## [ACTIVITY]
Type out the lines below exactly, pictures excluded.

Collection entries
^^^^

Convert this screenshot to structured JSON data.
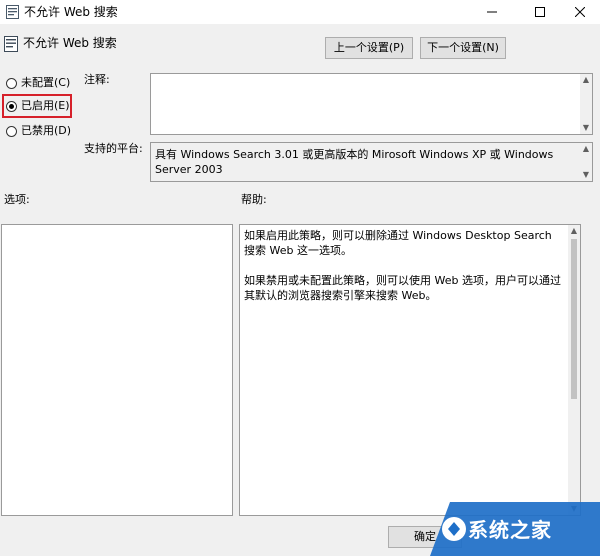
{
  "window": {
    "title": "不允许 Web 搜索",
    "minimize_glyph": "—",
    "maximize_glyph": "□",
    "close_glyph": "✕"
  },
  "policy": {
    "name": "不允许 Web 搜索"
  },
  "nav": {
    "prev_label": "上一个设置(P)",
    "next_label": "下一个设置(N)"
  },
  "state": {
    "options": [
      {
        "label": "未配置(C)",
        "checked": false
      },
      {
        "label": "已启用(E)",
        "checked": true
      },
      {
        "label": "已禁用(D)",
        "checked": false
      }
    ]
  },
  "comment": {
    "label": "注释:",
    "value": ""
  },
  "platform": {
    "label": "支持的平台:",
    "value": "具有 Windows Search 3.01 或更高版本的 Mirosoft Windows XP 或 Windows Server 2003"
  },
  "options_panel": {
    "label": "选项:"
  },
  "help_panel": {
    "label": "帮助:",
    "paragraphs": [
      "如果启用此策略，则可以删除通过 Windows Desktop Search 搜索 Web 这一选项。",
      "如果禁用或未配置此策略，则可以使用 Web 选项，用户可以通过其默认的浏览器搜索引擎来搜索 Web。"
    ]
  },
  "footer": {
    "ok_label": "确定"
  },
  "watermark": {
    "text": "系统之家"
  },
  "colors": {
    "highlight": "#d6202a",
    "window_bg": "#f0f0f0",
    "watermark_bg": "#1e6fc8"
  }
}
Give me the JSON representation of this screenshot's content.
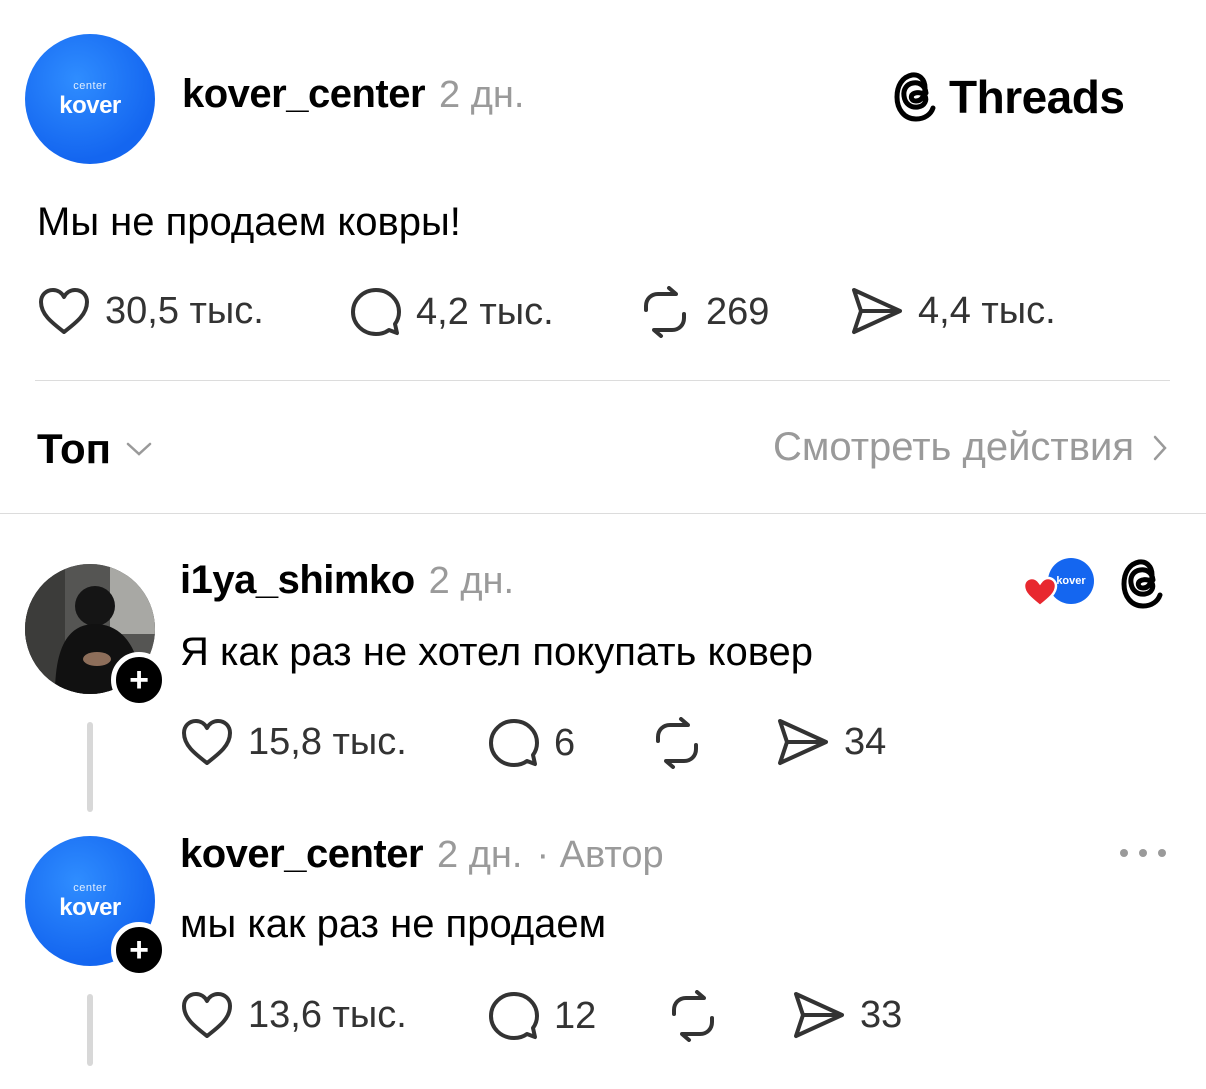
{
  "post": {
    "avatar_small_text": "center",
    "avatar_text": "kover",
    "username": "kover_center",
    "time": "2 дн.",
    "brand": "Threads",
    "text": "Мы не продаем ковры!",
    "likes": "30,5 тыс.",
    "replies": "4,2 тыс.",
    "reposts": "269",
    "shares": "4,4 тыс."
  },
  "sort": {
    "label": "Топ",
    "view_activity": "Смотреть действия"
  },
  "replies": [
    {
      "username": "i1ya_shimko",
      "time": "2 дн.",
      "text": "Я как раз не хотел покупать ковер",
      "liked_by_author_avatar_text": "kover",
      "likes": "15,8 тыс.",
      "replies": "6",
      "reposts": "",
      "shares": "34"
    },
    {
      "username": "kover_center",
      "time": "2 дн.",
      "author_tag": "· Автор",
      "avatar_small_text": "center",
      "avatar_text": "kover",
      "text": "мы как раз не продаем",
      "likes": "13,6 тыс.",
      "replies": "12",
      "reposts": "",
      "shares": "33"
    }
  ],
  "icons": {
    "like": "heart-outline-icon",
    "reply": "speech-bubble-icon",
    "repost": "repost-arrows-icon",
    "share": "paper-plane-icon",
    "threads": "threads-logo-icon",
    "more": "ellipsis-icon"
  },
  "colors": {
    "kover_blue": "#1466f0",
    "heart_red": "#e8282f",
    "muted_text": "#9a9a9a"
  }
}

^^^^

## [ANSWER SECTION]
Convert this screenshot to structured JSON data.
{
  "window": {
    "title": "不允许 Web 搜索",
    "minimize_glyph": "—",
    "maximize_glyph": "□",
    "close_glyph": "✕"
  },
  "policy": {
    "name": "不允许 Web 搜索"
  },
  "nav": {
    "prev_label": "上一个设置(P)",
    "next_label": "下一个设置(N)"
  },
  "state": {
    "options": [
      {
        "label": "未配置(C)",
        "checked": false
      },
      {
        "label": "已启用(E)",
        "checked": true
      },
      {
        "label": "已禁用(D)",
        "checked": false
      }
    ]
  },
  "comment": {
    "label": "注释:",
    "value": ""
  },
  "platform": {
    "label": "支持的平台:",
    "value": "具有 Windows Search 3.01 或更高版本的 Mirosoft Windows XP 或 Windows Server 2003"
  },
  "options_panel": {
    "label": "选项:"
  },
  "help_panel": {
    "label": "帮助:",
    "paragraphs": [
      "如果启用此策略，则可以删除通过 Windows Desktop Search 搜索 Web 这一选项。",
      "如果禁用或未配置此策略，则可以使用 Web 选项，用户可以通过其默认的浏览器搜索引擎来搜索 Web。"
    ]
  },
  "footer": {
    "ok_label": "确定"
  },
  "watermark": {
    "text": "系统之家"
  },
  "colors": {
    "highlight": "#d6202a",
    "window_bg": "#f0f0f0",
    "watermark_bg": "#1e6fc8"
  }
}
Give me the JSON representation of this screenshot's content.
{
  "post": {
    "avatar_small_text": "center",
    "avatar_text": "kover",
    "username": "kover_center",
    "time": "2 дн.",
    "brand": "Threads",
    "text": "Мы не продаем ковры!",
    "likes": "30,5 тыс.",
    "replies": "4,2 тыс.",
    "reposts": "269",
    "shares": "4,4 тыс."
  },
  "sort": {
    "label": "Топ",
    "view_activity": "Смотреть действия"
  },
  "replies": [
    {
      "username": "i1ya_shimko",
      "time": "2 дн.",
      "text": "Я как раз не хотел покупать ковер",
      "liked_by_author_avatar_text": "kover",
      "likes": "15,8 тыс.",
      "replies": "6",
      "reposts": "",
      "shares": "34"
    },
    {
      "username": "kover_center",
      "time": "2 дн.",
      "author_tag": "· Автор",
      "avatar_small_text": "center",
      "avatar_text": "kover",
      "text": "мы как раз не продаем",
      "likes": "13,6 тыс.",
      "replies": "12",
      "reposts": "",
      "shares": "33"
    }
  ],
  "icons": {
    "like": "heart-outline-icon",
    "reply": "speech-bubble-icon",
    "repost": "repost-arrows-icon",
    "share": "paper-plane-icon",
    "threads": "threads-logo-icon",
    "more": "ellipsis-icon"
  },
  "colors": {
    "kover_blue": "#1466f0",
    "heart_red": "#e8282f",
    "muted_text": "#9a9a9a"
  }
}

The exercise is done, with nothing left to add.